Hersheypark has a good collection of 11 coasters, including one classic woodie, one of the most talked-about new coasters, and several other genres well-represented.
SkyRush – We are so glad we rode SkyRush. There has been a lot of controversy about this coaster since it opened in 2012. Most people think it’s a great coaster (and it’s currently ranked among the top 50 steel coasters in the world), but when it originally opened, the leg restraints were so tight that it was bruising people’s quadriceps and thighs, earning the coaster the nickname “Thigh Crush”. The manufacturers added more padding to the restraints, but people still complained. Joel and I took a chance and rode it. It’s a thrilling winged coaster with impressive dives and fun inversions. Most importantly, by following the following five tips, we had a pain-free ride:
- Sit in the middle two seats. The outer “wing seats” are supposedly more intense.
- Don’t pull the lap bar down too tightly when you first get on.
- Pull up on the side metal bars throughout the ride, pushing your butt down into the seat, preventing the lap bar from digging into your thighs.
- Keep your head back, since there are no shoulder restraints.
- Take everything out of your pockets, so the lap bar won’t press anything into your legs.
We experienced more vibration than we expected (Joel said it should be called “Massage Rush”), but overall, we loved it.
Fahrenheit – A blood-pumping coaster with a huge vertical climb, followed by a 97 degree drop. The rest of the ride was gravy. A highlight of the day.
Comet – A classic wooden coaster, built in 1946. Not very rough, and loads of fun. This was the only coaster on our entire trip that we rode three times.
Great Bear – An inverted roller coaster with multiple loops and corkscrews. I found it to be a similar experience to Dragon Challenge at Islands of Adventure in Florida. It started raining fairly hard right as we got on the ride, so it was not the ideal experience, but some say it their favorite coaster in the park.
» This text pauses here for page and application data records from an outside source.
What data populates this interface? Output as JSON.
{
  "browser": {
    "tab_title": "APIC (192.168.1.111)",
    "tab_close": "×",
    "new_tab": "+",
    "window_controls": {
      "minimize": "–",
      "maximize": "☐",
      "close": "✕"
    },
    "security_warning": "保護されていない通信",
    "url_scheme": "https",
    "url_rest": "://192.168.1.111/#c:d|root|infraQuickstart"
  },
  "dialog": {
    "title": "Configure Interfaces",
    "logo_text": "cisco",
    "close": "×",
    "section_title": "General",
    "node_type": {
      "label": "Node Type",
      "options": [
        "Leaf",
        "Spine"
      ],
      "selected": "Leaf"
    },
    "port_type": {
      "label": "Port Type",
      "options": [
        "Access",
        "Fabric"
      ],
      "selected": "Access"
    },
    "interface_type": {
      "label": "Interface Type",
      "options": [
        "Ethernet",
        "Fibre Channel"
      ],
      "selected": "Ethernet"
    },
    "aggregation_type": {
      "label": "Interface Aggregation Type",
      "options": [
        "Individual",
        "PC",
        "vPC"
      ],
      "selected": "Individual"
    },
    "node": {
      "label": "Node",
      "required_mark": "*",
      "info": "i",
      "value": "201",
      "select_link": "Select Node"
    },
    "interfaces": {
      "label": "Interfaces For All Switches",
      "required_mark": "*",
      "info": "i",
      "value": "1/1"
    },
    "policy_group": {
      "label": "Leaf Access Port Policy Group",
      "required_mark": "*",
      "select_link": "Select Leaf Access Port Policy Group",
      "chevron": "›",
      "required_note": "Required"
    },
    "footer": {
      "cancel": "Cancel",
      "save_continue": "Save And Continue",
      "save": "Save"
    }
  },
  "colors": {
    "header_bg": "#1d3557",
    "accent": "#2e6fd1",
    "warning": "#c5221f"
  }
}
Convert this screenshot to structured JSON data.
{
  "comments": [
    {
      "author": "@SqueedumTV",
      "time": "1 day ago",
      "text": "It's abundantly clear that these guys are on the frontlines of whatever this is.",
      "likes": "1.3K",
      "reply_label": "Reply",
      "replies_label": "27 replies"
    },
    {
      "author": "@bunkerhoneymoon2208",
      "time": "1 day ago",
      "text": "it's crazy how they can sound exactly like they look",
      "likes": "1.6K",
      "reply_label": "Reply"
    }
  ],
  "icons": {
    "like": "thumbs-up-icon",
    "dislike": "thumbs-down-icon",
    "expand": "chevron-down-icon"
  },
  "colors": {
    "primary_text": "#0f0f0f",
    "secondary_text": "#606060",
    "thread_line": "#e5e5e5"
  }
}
Storm Runner – A medium-sized launch coaster, we liked both the launch and the inversions. Reminded me a little of the new Sky Coaster at Kennywood, although Sky Coaster is more exciting and smoother. We generally try to sit in the front row for launch coasters, finding that it adds significantly to the thrill.
Lightning Racer (Thunder Track & Lightning Track) – Joel and I became fans of racing coasters on this trip. The two tracks on this wooden coaster are different and repeatedly diverge and converge, so each track is really like a different coaster. We won both times we rode it, which doubled our enjoyment of the ride.
Superdooperlooper – This coaster had the first full loop of any coaster on the east coast. It reminded me of The Revolution at Six Flags Magic Mountain, which opened around the same time. It still packs a punch, but is tamer than the newer “extreme” coasters in the park.
TrailBlazer – a family steel coaster, similar to mine train coasters you would find elsewhere. Good for those who don’t want inversions or high speeds.
Wild Mouse – A typical wild mouse roller coaster, but rougher than most of the others of this style that we rode on this trip. We would skip this one on a return trip.
Wildcat – A newer wooden coaster that is considered to be the roughest ride in the park (although new cars have supposedly made it better). It’s directly across from the Wild Mouse, hence the name. It was starting to drizzle as we were going to ride this, so we skipped it and ran over to SkyRush, which is the first coaster they close when it rains.
Boomerang Coaster – This Vekoma Boomerang coaster is virtually identical to others that we have ridden at Knott’s Berry Farm and elsewhere, so in the interest of riding everything else before the rain started, we skipped it. I’m also not really a fan of the Boomerang layout (three inversions, then running the entire coaster in reverse). I prefer going forward on my coasters.
Hersheypark Roller Coasters ridden: 10
Total for the tour after six parks: 36